* Task goal *
Word-for-word reproduction, images excluded: copy every entry below.

* Task inputs *
---
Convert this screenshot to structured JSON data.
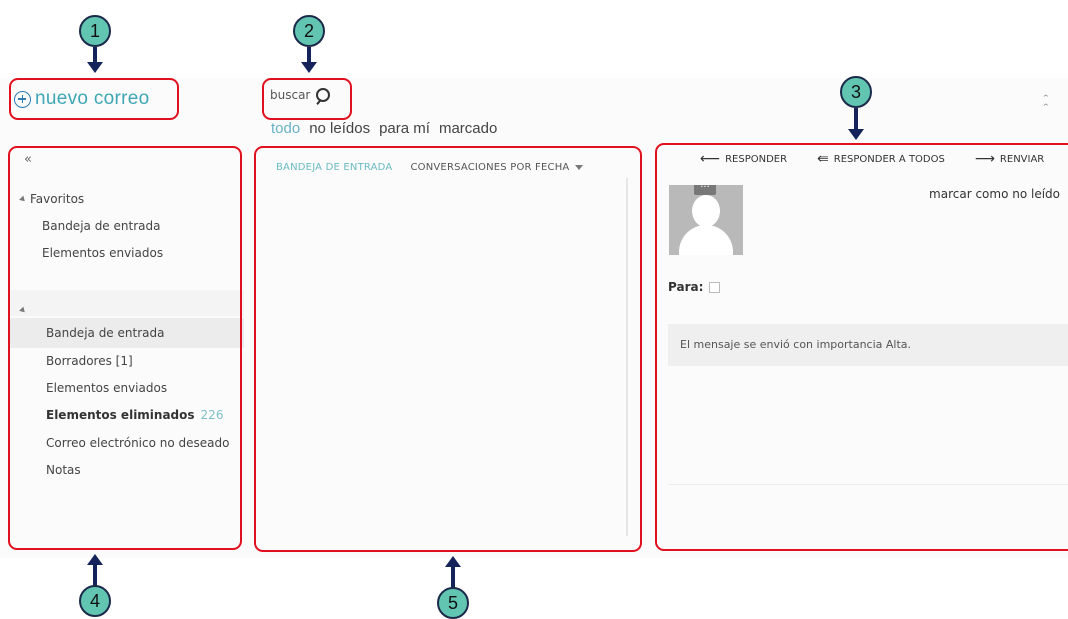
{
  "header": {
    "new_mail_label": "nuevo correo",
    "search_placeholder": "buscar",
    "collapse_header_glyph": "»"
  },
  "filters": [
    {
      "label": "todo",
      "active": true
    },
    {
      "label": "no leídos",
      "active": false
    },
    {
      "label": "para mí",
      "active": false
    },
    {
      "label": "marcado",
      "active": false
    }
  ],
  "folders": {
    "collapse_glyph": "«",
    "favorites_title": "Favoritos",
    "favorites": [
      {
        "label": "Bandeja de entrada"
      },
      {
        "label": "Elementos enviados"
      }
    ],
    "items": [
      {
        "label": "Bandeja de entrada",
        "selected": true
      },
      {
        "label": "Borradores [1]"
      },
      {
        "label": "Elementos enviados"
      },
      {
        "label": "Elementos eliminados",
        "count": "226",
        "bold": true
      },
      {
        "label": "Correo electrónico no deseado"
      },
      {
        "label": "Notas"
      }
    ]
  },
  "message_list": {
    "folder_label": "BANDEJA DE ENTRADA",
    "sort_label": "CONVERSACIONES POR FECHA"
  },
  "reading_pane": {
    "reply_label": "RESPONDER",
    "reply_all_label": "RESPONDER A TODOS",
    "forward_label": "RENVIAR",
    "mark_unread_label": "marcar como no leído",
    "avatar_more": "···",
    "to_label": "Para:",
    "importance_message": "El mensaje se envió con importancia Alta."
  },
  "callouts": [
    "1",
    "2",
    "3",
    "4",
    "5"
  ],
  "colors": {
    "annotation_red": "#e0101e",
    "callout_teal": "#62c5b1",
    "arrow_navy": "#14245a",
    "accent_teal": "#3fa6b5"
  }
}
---
* Response for this exercise *
Convert this screenshot to structured JSON data.
{
  "header": {
    "new_mail_label": "nuevo correo",
    "search_placeholder": "buscar",
    "collapse_header_glyph": "»"
  },
  "filters": [
    {
      "label": "todo",
      "active": true
    },
    {
      "label": "no leídos",
      "active": false
    },
    {
      "label": "para mí",
      "active": false
    },
    {
      "label": "marcado",
      "active": false
    }
  ],
  "folders": {
    "collapse_glyph": "«",
    "favorites_title": "Favoritos",
    "favorites": [
      {
        "label": "Bandeja de entrada"
      },
      {
        "label": "Elementos enviados"
      }
    ],
    "items": [
      {
        "label": "Bandeja de entrada",
        "selected": true
      },
      {
        "label": "Borradores [1]"
      },
      {
        "label": "Elementos enviados"
      },
      {
        "label": "Elementos eliminados",
        "count": "226",
        "bold": true
      },
      {
        "label": "Correo electrónico no deseado"
      },
      {
        "label": "Notas"
      }
    ]
  },
  "message_list": {
    "folder_label": "BANDEJA DE ENTRADA",
    "sort_label": "CONVERSACIONES POR FECHA"
  },
  "reading_pane": {
    "reply_label": "RESPONDER",
    "reply_all_label": "RESPONDER A TODOS",
    "forward_label": "RENVIAR",
    "mark_unread_label": "marcar como no leído",
    "avatar_more": "···",
    "to_label": "Para:",
    "importance_message": "El mensaje se envió con importancia Alta."
  },
  "callouts": [
    "1",
    "2",
    "3",
    "4",
    "5"
  ],
  "colors": {
    "annotation_red": "#e0101e",
    "callout_teal": "#62c5b1",
    "arrow_navy": "#14245a",
    "accent_teal": "#3fa6b5"
  }
}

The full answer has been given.